Respect your designer – don’t make them create more revisions for revision sake. Be clear with what you want before the first go. It is my pet peeve when others try to micromanage designers or make them create an insane number of mock-ups. Also, listen to your designer: they are making recommendations to make your site better. Their opinion should matter to you, and if not – why did you hire them?
Know your goals with the site – and the goal of the site is not just “to make money” or “provide ROI.” Discuss your audience with your designer and ensure everyone understands what it is you want to get out of the design. Let them know everything from your overall businesses objectives and strategies to specific marketing tactics. If you can’t trust your designer to this degree, you haven’t chosen the right one. Your designer should understand the specifics as much as your internal team does.
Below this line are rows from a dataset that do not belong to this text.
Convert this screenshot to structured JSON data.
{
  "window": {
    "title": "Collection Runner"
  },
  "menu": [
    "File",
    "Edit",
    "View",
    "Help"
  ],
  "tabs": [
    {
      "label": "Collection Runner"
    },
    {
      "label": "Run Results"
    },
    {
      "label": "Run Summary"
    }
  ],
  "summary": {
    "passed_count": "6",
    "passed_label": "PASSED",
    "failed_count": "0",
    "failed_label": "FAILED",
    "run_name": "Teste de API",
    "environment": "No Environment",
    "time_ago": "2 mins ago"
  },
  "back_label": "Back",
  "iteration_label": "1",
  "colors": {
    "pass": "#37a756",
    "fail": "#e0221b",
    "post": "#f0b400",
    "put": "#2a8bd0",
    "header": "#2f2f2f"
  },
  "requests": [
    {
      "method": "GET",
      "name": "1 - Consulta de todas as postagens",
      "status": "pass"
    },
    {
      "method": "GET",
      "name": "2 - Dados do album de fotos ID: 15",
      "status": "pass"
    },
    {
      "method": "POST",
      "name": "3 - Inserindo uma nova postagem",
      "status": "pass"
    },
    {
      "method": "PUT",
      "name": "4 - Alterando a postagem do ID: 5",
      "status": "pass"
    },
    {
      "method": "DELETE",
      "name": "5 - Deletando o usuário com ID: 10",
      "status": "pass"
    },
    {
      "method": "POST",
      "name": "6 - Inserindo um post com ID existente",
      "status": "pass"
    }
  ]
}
Your web designer is not your internet marketer – your web designer isn’t going to do SEM/SMM work for you. They can build you something with the propensity to rank and the content to get shared, but it’s up to you to market it. I’ve been shocked to hear about these stories happen to friends of mine who are designers (as a marketer, the shoe is on the other foot: I’m not going to design your site for you, rather I will act as a consult to help it be successful).
Once you’re designing the site, now what?
The answer to that question is simple: optimize it to accomplish your objectives.
For this blog, my goals were simple: subscriber conversions and continue to build community. I was able to achieve them just by looking at the data and making what was successful from the old design work in the new one.
Make your current site data work for you – there is a reason on this blog the specific social sharing buttons were added – they are consistently the top referral traffic sources. I looked at the data and it was easy for us to increase the chances for content to get shared by calling out the sites most used by the community. Note some of my top referring sources, and then the fact that these networks are all now well-represented on pages.
Top referring sources:
Top of posts now call out Twitter/Facebook:
Bottom of posts call out Delicious, StumbleUpon, Facebook, Twitter and Digg:
It makes no sense for me to call out networks a majority of readers aren’t using. A lot of bloggers call out tons of sites in the post template, but this clutters a design and takes the focus off the important calls to action. If you ask users to do too much, they’ll do nothing.
Take the elements working in your current design – I had good data backing up leaving the subscribe CTAs at both the bottom of each post here and at the top of the right sidebar were already in the right spots. Daniel at Daily Blog Tips has data on this too. I’m not going to run the numbers, but I’ll let the growth trend speak for itself.
Seems like obvious decisions, but the fact that I already had my finger on the pulse of my site analytics helped us create something effective quickly.
image credit: various artists/photographs from Shutterstock